Challenges and recommendations for improved vertical farming system
Despite the numerous advantages the vertical farming system presents, the practice is faced with some limitations which make it quite difficult to be practised by Nigerian agriculturists.
The reluctance of some Nigerian farmers to invest in vertical farming has been largely attributed to the technical expertise involved and poor awareness. Being an electricity-dependent method of food production, many agriculturists in urban areas consider the construction and technology costs expensive and more difficult to manage compared to traditional farming.
Adelaja, speaking on some of the challenges faced in establishing her vertical farming enterprise, said access to technology and investing in infrastructure were expensive. She also identified land clearing, borehole construction, electricity, staffing, and finding a market among the difficulties she encountered in operating the business.
To strengthen the penetration of the farming practice in Nigeria, Adelaja enjoined agricultural professionals to collaborate with government officials to create and develop awareness programmes for local farmers. She also encouraged government officials and private organisations to also financially support the transition toward vertical farming.
Debo Onafowora, founder and CEO, BIC Farm Concepts, Abeokuta, Ogun State, confirmed that the production of vegetables using the vertical farming method has been very productive with positive returns on his farm. He, however, noted that the government is yet to make significant steps towards putting in place structures, framework and policies to support the success and development of the farming system, especially in cities such as Lagos, Port Harcourt, Kano, and Ibadan, where the urban population is high.
Onafowora also noted that the farming procedure is technical-intensive and not something anyone can venture into without undergoing training from time to time on handling technologically advanced equipment, compared to traditional methods of farming that require little or no training.

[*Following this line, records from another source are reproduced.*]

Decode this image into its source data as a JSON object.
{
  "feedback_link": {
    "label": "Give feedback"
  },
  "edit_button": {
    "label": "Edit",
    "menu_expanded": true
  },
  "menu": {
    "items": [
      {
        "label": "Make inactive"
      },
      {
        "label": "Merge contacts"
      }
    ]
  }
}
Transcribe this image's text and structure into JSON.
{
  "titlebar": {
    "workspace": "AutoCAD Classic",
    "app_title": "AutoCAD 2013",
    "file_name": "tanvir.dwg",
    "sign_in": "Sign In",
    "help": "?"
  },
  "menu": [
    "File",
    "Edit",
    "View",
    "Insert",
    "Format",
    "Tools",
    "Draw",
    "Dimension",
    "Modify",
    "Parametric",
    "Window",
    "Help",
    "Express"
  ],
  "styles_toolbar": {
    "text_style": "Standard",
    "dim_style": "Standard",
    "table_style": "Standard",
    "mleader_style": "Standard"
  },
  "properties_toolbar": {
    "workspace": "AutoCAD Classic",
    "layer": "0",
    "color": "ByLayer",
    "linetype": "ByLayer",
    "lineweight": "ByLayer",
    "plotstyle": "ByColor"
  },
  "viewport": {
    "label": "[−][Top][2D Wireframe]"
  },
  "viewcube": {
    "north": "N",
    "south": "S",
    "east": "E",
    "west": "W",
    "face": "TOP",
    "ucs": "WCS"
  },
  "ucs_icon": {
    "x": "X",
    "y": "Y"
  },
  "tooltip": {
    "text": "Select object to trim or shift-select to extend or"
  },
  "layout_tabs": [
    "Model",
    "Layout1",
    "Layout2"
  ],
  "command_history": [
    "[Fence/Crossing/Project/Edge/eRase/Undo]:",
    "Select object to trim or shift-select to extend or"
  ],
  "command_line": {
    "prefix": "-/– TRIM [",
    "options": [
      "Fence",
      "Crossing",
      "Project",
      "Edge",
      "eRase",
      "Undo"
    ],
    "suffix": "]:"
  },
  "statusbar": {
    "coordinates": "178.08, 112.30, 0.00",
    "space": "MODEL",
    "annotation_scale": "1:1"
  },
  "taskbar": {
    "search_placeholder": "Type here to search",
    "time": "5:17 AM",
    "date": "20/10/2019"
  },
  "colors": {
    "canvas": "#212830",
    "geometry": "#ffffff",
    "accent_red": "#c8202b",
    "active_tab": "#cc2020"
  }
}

He called on the government to encourage the adoption of the innovative farming system by facilitating financial assistance and grants to youths and entrepreneurs willing to invest in vertical farming as an agri-business.
The agriculturist further stated that the farming system should be seen by the government as a way of creating employment and youth resourcefulness through the exploration of its value chain.
He also suggested the creation of public-private partnerships to encourage larger investments capable of generating revenue for both the government and private organisations.
On his part, Ogbole stressed that the innovative farming system is yet to receive high patronage compared to other countries due to low awareness and the scepticism of many Nigerian farmers in adopting the new innovation. He also noted that Nigeria’s erratic power supply is a deterrent to the success of the farming system as some of the equipment, in large scale productions, demand stable electricity supply to function.
He said Nigeria needs to take vertical farming more seriously because it is fast becoming a paradigm shift in agriculture, especially in the production of vegetables. He called on the government and private organisations to facilitate awareness programmes for urban farmers and assist in training them in the farming practice as well as encourage sponsorship/funding of research projects and public enlightenment programmes.